I would suggest, on the contrary, that it’s time to look in the opposite direction, away from the exhausted ideal of national community and toward the small but vigorous civic community that Pastor Saffold is building on Milwaukee’s northwest side. As Bob Woodson has argued so forcefully over the years, there are in fact hundreds of Saffolds in America’s inner cities, working quietly, successfully, and without public acclaim to battle drug abuse, educate children, reclaim teens from gangs, and rebuild neighborhood economies—in other words, to accomplish as small, local civic institutions what government bureaucracies never could.
Throughout our nation faith-based grass-roots leaders are managing—at a time and in places where the bureaucracies of business and government and the mainstream nonprofits have thrown up their hands and fled—to resurrect the institutions and principles of civil society. They are civil society’s trauma specialists—and the true experts on civic renewal.
Yet to our elites, these grass-roots initiatives are invisible, or if visible, dismissed as charismatic exceptions or inspiring but isolated anecdotes. After all, they’re not docile subsidiaries of the larger, “acceptable” nonprofits, but rather scrappy, scruffy, fiercely independent local initiatives, too busy working with the poor to join coalitions against poverty. They are not staffed by credentialed bureaucrats, but by volunteers whose chief credential may be that they themselves have only recently overcome the daunting circumstances of the inner city. They place little faith in the rehabilitative powers of the social sciences, but witness every day the fruits of their faith in the transformative power of God.
The disdain of elites notwithstanding, we should heed the wisdom of these grass-roots leaders who have, against heavy odds, accomplished the civic revival that we wish for all our communities. We should appreciate them, honor them, celebrate them. We should also highlight the ways in which private and public resources can be redirected to those who have already accomplished so much with virtually no outside help at all. Here the federal government should have a role too—not as grand builder of national community, but as humble servant to the genuine community-builders within our neighborhoods.
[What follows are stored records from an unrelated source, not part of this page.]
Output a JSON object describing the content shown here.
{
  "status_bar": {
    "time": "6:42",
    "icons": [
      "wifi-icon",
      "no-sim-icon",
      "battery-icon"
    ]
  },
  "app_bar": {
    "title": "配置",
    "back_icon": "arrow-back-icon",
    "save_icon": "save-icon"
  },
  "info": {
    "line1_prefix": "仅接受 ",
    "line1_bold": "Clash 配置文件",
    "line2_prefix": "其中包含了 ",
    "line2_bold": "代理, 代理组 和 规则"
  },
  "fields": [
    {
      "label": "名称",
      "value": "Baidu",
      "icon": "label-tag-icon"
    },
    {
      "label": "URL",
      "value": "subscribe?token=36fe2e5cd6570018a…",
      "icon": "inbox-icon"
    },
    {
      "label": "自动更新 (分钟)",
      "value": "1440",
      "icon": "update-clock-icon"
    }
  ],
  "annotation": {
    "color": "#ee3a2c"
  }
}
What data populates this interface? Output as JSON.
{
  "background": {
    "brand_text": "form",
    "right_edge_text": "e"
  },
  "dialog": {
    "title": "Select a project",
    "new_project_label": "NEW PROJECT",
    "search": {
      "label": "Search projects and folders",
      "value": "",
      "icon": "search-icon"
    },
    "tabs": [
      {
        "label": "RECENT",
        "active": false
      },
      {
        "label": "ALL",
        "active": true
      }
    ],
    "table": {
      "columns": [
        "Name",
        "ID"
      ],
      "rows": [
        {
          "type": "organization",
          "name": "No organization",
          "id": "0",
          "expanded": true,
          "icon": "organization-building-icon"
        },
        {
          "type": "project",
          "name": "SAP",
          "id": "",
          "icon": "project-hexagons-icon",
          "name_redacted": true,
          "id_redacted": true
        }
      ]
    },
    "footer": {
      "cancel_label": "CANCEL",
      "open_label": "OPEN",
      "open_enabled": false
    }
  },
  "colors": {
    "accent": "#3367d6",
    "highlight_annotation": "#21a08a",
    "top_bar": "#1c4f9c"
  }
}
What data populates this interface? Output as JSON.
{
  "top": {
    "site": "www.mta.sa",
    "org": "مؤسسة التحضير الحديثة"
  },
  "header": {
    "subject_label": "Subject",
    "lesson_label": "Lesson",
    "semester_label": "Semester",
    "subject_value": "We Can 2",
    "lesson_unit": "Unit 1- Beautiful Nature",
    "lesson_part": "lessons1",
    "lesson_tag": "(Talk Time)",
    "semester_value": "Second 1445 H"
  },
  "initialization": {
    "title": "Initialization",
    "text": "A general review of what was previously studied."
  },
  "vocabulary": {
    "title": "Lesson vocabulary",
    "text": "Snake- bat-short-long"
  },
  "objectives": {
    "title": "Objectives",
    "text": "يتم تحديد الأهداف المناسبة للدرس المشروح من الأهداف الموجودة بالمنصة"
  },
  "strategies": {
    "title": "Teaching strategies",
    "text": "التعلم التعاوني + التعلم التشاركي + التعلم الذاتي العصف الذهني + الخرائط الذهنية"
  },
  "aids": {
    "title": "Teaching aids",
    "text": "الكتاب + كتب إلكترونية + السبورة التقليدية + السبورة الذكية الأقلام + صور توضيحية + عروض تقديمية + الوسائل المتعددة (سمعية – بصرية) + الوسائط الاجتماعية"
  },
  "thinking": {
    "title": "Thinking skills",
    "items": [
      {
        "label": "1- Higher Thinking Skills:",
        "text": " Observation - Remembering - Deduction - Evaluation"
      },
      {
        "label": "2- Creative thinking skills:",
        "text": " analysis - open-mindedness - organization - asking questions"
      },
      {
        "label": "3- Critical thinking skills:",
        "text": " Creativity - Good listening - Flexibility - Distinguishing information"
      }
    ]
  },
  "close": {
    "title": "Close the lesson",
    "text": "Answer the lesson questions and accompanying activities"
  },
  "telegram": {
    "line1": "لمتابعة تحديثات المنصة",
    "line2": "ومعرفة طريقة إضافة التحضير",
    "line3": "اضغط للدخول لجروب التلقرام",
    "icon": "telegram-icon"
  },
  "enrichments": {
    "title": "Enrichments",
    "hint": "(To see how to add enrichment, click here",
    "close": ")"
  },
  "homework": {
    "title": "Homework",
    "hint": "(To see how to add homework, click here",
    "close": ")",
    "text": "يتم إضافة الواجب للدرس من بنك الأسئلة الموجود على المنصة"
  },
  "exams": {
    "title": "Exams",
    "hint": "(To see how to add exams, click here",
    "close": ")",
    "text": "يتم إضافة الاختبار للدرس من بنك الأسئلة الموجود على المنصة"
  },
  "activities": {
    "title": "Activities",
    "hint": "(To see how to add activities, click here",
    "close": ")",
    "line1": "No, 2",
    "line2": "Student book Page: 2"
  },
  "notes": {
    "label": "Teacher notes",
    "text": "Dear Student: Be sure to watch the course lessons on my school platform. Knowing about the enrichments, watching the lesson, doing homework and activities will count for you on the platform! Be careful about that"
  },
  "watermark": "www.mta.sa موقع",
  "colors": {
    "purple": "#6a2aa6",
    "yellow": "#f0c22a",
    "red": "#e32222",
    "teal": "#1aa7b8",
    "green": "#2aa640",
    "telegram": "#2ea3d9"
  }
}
When the VFW decided a while back to close its hall on Milwaukee’s northwest side, no doubt that retreat of a major national nonprofit was carefully toted up as one more loss on Professor Putnam’s gloomy balance sheet of civil society. When Gerald Saffold once again filled the old hall with joyous music, no doubt that vigorous advance of civic renewal went unrecorded. It is past time to direct our gaze away from the failed project of national community and focus once again on the churches, voluntary associations, and grass-roots groups that are rebuilding America’s civil society one family, one block, one neighborhood at a time.